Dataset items
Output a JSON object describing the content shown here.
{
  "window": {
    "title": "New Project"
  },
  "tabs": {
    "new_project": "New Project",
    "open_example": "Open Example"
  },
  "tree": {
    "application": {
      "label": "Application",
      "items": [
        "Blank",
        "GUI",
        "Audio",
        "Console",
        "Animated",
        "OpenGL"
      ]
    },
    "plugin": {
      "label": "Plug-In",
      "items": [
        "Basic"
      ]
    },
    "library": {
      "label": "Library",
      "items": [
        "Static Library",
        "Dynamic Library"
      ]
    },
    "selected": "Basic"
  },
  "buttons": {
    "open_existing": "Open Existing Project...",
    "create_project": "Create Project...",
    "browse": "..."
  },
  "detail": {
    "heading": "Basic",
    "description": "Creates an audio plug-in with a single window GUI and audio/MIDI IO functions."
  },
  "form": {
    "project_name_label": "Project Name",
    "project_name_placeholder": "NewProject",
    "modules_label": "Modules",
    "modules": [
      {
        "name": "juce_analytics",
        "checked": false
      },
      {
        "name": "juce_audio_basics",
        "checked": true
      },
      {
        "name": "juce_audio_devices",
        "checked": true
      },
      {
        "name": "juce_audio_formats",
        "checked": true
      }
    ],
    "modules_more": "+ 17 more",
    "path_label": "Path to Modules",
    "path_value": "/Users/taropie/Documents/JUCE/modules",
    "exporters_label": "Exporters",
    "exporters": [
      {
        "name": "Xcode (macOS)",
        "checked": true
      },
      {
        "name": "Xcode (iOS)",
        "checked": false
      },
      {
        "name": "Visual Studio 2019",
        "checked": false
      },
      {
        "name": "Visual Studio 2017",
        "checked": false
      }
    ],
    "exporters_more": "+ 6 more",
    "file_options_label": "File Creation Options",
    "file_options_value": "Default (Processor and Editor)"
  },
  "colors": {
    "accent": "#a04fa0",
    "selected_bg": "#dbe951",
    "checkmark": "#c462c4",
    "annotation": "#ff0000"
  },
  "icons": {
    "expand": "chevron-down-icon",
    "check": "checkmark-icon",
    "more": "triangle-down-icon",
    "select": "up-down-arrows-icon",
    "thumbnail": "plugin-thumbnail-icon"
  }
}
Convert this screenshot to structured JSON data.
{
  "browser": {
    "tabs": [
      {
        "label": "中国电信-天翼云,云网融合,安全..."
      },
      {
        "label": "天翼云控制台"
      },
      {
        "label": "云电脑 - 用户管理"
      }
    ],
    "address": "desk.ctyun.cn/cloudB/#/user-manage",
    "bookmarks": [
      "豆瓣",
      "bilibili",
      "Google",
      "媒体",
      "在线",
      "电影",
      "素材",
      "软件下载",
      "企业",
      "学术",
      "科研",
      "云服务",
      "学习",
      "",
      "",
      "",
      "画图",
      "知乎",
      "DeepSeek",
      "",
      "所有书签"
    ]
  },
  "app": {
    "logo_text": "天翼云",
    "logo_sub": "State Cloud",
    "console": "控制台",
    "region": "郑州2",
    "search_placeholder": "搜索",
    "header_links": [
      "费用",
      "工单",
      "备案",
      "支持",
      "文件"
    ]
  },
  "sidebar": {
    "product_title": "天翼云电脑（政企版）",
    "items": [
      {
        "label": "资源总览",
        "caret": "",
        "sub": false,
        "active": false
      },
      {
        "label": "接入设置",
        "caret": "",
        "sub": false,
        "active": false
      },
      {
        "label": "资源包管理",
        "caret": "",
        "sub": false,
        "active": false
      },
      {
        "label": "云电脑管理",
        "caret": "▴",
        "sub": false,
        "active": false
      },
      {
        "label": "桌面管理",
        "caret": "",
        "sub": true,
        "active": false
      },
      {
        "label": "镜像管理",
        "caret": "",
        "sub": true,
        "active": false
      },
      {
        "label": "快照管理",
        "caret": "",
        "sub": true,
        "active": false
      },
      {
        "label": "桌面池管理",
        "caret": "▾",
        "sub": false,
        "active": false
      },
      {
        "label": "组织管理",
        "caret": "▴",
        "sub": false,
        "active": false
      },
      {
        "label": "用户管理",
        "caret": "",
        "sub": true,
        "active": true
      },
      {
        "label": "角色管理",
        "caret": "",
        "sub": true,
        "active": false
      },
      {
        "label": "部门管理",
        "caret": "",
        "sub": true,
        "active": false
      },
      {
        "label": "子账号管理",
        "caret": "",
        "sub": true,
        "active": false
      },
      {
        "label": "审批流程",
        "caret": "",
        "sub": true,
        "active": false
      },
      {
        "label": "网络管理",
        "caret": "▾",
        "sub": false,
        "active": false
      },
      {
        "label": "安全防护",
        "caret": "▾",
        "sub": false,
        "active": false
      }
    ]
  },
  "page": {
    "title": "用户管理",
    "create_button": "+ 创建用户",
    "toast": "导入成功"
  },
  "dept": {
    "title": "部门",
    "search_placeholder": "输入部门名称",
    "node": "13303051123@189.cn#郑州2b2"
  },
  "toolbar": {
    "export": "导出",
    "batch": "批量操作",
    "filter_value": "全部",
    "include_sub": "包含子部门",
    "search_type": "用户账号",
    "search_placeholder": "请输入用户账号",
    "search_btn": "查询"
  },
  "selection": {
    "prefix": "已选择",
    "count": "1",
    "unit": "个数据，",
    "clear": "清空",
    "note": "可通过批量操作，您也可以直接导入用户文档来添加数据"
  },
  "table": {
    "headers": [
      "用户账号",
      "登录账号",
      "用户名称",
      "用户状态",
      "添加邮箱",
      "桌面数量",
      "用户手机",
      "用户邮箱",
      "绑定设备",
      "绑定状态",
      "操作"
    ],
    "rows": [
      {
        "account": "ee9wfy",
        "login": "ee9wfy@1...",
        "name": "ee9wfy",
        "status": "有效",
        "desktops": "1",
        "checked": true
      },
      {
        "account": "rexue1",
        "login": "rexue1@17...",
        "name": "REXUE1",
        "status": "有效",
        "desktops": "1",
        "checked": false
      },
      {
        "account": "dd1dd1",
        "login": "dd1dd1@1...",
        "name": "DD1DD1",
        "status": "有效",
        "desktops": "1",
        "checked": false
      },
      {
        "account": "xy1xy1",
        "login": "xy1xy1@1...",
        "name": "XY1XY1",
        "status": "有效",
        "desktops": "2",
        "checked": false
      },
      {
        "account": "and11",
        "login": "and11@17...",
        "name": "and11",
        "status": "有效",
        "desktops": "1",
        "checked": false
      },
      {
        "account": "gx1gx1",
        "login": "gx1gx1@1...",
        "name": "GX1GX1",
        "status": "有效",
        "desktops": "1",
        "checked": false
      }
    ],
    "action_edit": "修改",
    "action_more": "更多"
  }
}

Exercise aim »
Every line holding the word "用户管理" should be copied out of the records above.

Answer section »
        "label": "云电脑 - 用户管理"
        "label": "用户管理",
    "title": "用户管理",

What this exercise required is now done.